My children's book, Joint Custody, is written from the point of view of an eleven-year-old, so of course his parents are in the picture. Bay Cassidy is dealing with having divorced parents, and I don't think his mom has a name in the story as such but his dad's name is Tom. We get to hear about their parenting practices through his eyes, mostly with regards to how they differ from each other and what he can get away with at his dad's house that he can't at his mom's, etc. We also get to hear about how his mom is dating and what Bay thinks of that. I highlight how they show their love and their concern, and so far that's about it.
Cassie in Finding Mulligan is seventeen, and her parents really only appear in the first and the last chapter. In both they're interested and protective of their daughter, but sort of distant because they are always giving more attention to her chronically ill sister, Haley.
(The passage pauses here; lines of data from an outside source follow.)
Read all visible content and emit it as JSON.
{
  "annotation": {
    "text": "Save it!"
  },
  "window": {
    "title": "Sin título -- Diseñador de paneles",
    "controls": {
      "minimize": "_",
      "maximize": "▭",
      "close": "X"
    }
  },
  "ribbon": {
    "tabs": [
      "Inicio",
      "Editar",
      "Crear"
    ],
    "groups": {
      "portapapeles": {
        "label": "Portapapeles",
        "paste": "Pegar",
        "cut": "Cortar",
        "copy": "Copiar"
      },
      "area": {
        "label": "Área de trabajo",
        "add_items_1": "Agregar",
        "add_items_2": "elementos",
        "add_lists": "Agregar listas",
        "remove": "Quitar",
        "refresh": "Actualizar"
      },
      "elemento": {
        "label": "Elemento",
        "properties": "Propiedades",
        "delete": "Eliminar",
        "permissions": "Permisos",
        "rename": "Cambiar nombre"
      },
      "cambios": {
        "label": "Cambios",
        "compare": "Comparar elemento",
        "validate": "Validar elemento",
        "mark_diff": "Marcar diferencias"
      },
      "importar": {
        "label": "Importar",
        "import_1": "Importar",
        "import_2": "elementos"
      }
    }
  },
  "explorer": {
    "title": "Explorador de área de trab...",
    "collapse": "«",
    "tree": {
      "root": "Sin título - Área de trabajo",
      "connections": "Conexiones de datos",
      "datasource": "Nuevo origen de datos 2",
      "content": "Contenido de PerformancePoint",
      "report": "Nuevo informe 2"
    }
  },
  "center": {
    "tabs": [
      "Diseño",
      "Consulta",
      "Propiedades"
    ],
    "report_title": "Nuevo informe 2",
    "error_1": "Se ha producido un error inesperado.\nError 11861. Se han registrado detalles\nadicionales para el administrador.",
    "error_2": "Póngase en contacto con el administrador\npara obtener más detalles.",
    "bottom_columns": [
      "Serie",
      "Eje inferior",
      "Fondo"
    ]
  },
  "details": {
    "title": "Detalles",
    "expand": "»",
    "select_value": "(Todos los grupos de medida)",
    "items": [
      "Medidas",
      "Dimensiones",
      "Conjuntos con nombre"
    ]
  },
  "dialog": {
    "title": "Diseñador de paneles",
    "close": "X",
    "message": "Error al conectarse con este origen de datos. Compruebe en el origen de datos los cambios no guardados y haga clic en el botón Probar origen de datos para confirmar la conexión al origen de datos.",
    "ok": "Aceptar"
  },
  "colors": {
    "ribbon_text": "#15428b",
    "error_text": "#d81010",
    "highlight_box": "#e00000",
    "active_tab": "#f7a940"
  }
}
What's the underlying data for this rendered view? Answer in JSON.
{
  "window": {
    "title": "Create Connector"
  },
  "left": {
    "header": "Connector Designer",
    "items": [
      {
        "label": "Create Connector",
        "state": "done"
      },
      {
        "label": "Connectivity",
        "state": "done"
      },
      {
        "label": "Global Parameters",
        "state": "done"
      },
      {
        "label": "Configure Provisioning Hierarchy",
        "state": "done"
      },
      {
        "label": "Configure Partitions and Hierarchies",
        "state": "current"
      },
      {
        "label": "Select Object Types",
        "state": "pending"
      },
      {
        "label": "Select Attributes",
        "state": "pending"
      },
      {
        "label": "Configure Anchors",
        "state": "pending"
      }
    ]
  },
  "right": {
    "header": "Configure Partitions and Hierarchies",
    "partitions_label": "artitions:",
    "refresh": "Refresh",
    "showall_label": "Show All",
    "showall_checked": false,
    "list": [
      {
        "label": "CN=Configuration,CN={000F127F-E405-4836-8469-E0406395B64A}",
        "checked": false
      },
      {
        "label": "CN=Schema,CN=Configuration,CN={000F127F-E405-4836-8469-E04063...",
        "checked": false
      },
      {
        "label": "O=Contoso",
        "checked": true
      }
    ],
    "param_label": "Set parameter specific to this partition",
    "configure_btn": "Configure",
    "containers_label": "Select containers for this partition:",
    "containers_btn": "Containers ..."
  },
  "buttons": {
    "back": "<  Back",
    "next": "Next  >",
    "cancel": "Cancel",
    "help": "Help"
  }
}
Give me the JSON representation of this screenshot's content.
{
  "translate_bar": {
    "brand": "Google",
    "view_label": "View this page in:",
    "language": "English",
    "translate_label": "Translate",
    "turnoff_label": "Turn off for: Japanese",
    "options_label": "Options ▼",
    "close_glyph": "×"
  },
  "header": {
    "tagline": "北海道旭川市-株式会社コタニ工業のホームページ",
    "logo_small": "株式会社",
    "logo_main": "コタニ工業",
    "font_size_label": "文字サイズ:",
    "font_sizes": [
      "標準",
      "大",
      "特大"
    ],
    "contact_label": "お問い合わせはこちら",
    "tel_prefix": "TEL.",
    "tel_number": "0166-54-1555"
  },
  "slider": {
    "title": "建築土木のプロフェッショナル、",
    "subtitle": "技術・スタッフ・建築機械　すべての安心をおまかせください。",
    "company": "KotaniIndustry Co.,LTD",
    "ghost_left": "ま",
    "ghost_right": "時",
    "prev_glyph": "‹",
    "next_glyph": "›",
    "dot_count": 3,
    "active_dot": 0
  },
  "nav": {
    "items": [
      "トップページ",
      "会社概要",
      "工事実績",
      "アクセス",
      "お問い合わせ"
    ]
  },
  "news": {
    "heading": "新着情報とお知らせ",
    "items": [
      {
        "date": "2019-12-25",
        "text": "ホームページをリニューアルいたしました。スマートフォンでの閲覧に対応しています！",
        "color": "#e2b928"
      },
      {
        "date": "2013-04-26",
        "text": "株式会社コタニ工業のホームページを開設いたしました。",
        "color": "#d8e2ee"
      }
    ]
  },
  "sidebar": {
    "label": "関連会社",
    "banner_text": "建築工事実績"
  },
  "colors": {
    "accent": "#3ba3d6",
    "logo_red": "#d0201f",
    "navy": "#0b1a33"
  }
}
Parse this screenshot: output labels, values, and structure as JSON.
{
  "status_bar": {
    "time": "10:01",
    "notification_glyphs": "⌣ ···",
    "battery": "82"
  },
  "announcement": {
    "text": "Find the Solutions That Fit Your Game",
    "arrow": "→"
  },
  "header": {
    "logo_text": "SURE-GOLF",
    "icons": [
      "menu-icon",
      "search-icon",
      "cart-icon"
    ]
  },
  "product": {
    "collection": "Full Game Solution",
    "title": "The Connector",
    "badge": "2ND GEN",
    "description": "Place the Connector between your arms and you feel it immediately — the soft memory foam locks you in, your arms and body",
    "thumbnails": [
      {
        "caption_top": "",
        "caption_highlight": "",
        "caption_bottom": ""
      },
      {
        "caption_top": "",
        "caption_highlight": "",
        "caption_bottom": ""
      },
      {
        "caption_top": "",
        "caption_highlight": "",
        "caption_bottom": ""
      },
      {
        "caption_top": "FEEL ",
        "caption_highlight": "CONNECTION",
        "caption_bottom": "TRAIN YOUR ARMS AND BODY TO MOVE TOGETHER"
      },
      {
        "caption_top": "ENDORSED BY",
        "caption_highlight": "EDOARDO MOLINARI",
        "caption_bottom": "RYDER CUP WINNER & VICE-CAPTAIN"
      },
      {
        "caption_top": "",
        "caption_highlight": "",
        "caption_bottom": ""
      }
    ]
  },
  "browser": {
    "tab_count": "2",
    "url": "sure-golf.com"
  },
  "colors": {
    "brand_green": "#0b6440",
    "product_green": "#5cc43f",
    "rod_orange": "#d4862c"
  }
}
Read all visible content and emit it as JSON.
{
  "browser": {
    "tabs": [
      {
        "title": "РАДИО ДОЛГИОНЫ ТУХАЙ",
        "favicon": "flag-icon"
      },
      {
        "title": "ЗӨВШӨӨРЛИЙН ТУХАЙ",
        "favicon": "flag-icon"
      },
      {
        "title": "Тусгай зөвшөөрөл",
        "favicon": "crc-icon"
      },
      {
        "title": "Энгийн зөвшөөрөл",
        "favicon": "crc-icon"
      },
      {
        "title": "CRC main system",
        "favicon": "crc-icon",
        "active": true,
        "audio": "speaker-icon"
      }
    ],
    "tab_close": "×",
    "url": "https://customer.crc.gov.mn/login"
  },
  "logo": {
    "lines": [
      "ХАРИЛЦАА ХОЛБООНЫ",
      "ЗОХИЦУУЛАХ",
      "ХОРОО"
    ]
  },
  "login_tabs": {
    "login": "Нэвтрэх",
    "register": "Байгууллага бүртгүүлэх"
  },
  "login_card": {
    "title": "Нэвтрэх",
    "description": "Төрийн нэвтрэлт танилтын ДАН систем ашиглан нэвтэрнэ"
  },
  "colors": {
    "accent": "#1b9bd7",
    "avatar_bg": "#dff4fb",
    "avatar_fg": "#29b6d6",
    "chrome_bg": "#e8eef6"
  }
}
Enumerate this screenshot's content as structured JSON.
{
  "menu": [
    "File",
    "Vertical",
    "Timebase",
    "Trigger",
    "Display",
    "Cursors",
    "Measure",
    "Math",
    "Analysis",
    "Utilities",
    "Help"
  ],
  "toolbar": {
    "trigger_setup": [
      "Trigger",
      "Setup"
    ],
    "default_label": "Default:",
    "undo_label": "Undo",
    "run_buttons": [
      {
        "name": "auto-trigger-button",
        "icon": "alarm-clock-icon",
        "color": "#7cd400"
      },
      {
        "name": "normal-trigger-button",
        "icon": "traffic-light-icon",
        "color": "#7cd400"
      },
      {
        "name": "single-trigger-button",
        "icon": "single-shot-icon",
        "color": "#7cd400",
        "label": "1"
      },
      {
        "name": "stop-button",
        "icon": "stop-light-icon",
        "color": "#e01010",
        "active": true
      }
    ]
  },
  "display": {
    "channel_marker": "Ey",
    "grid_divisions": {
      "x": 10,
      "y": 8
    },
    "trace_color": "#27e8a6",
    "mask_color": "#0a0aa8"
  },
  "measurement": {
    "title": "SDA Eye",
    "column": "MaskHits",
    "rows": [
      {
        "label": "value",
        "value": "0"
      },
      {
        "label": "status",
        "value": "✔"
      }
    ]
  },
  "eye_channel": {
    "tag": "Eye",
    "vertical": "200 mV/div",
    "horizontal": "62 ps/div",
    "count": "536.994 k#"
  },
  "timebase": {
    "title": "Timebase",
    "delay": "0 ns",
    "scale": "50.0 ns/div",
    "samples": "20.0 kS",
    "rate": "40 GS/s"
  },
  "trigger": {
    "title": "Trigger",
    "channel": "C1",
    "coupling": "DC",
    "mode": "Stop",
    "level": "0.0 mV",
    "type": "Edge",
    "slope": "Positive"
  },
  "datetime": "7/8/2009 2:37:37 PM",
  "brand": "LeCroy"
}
Her parents' way of paying attention to her was significant in how her mind formed and how her personality came out, but I mostly focus on Cassie herself, not the parents, so I feel like their characters aren't fully explored in the book.
And finally, my short story "Her Mother's Child" is from the point of view of a mother. She's nameless in the story, and struggles throughout with her relationship with her third daughter, Iris, who is about to have her sunday (which is sort of like an adulthood rite in their culture). The mother and daughter try to see eye to eye, with the mother trying to figure out how to parent a daughter she doesn't really understand and with whom she feels a rift has developed. Oddly enough, it's primarily about communication, but the mother is physically unable to speak in the story. The narration doesn't say why. This story was accepted for publication in Kaleidotrope but it won't be published until next year.
Interestingly, I have a story called "The Mother" and a story called "Mother's Day," and there's no actual moms in either one. :D (They're mentioned, but sometimes as symbols and sometimes as reflections, and the mom of the main character of "Mother's Day" died 400 years before he was born.) There's also quite a lot of discussion of Thomas's relationship with his mom in the story "Wind," but his mom is dead too. What's up with my stories of dead parents?
That's it for now!